In a high-profile move, New York state prosecutors announced plans earlier this week to file criminal charges against the Trump Organization, and possibly the company’s CFO, Allen Weisselberg, for tax crimes related to how it paid perks and benefits to some employees, according to news reports.
The charges are expected to target the improper treatment on the company’s tax returns of rent-free apartments and leased cars to Weisselberg and other company officials, the reports said.
The indictments, which don’t target former President Donald Trump, could be followed by other charges.
Weisselberg and his son Barry allegedly received corporate perks and gifts potentially worth hundreds of thousands of dollars over their years with the company. If they failed to account properly for that money on tax returns and other financial filings, a Reuters report said, it could put them at legal risk.
In one of the allegations, Barry neither paid rent nor accounted for the arrangement on his taxes for a Trump-owned apartment he lived in for five years. Because of the unit’s size and its Central Park location, the rent is estimated to be worth some $200,000.
At the time, Barry managed a carousel and a skating rink that the Trump Organization operated for the city on a contract basis.
Barry is also alleged to have lived in a second Trump-owned apartment rent-free.
Ronald Fischetti, a Trump Organization lawyer who spoke to reporters yesterday, blasted prosecutors’ use of the tax accounting treatment of perks and benefits as the potential basis for criminal indictments.
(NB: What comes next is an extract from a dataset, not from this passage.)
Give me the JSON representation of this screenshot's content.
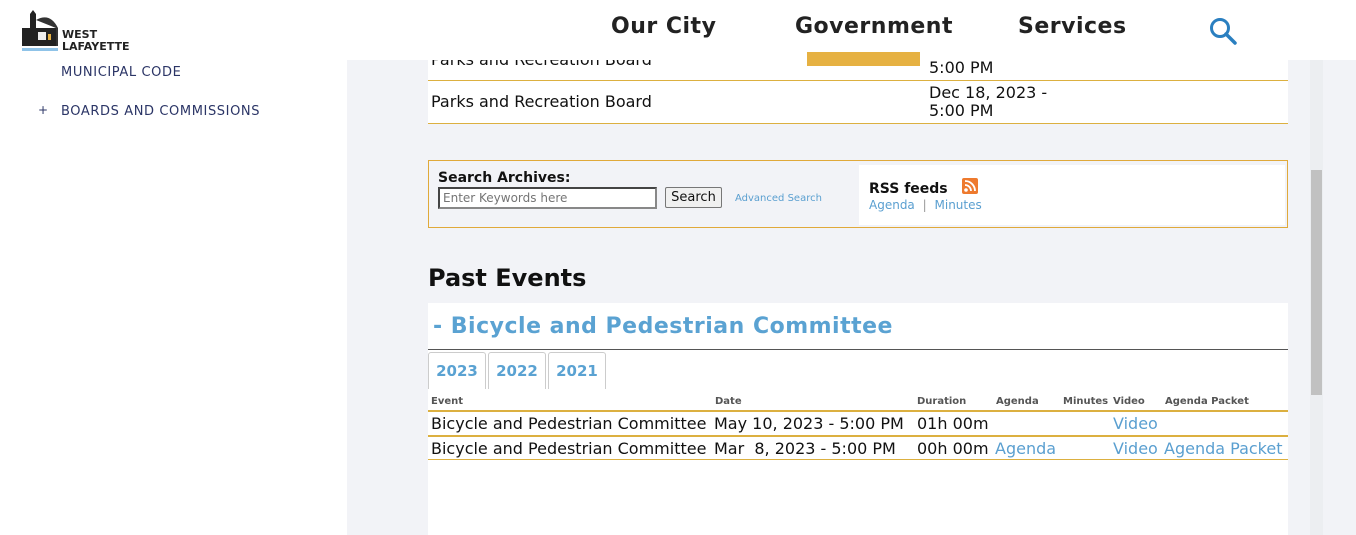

“In my more than 50 years of practice, never before have I seen the district attorney’s office target a company over employee compensation or fringe benefits,” news outlets quoted him saying. “The IRS would not, and has not, brought a case like this.”
The charges are expected to be brought by Manhattan District Attorney Cyrus Vance, Jr., and New York State Attorney General Letitia James.
Even if the case fails, legal experts say, it raises going-concern issues for the company.
“Any kind of indictment against a corporation could be the death knell,” Bradley Simon, a former prosecutor, said in the Reuters report. “If charged, it means that customers and vendors are going to stay away and contracts are going to be canceled. From a financial perspective, it’s terrible, because no customer, client or other business will want to go anywhere near a company for fear of being tainted, subpoenaed, questioned by authorities or hauled into a grand jury.”
Trump Organization lawyers plan to argue the indictments are disproportionate to the alleged tax violations, reports said.
“It’s a pretty shallow indictment,” Fischetti told reporters. That’s especially the case given the devastating impact it could have on the 3,500 employees if the company faces risks as a going concern, he said.
Analysts see the indictment, the first of others that are expected to follow, as part of a campaign to pressure Weisselberg, considered the organization’s top officer behind Trump, to testify against the former president.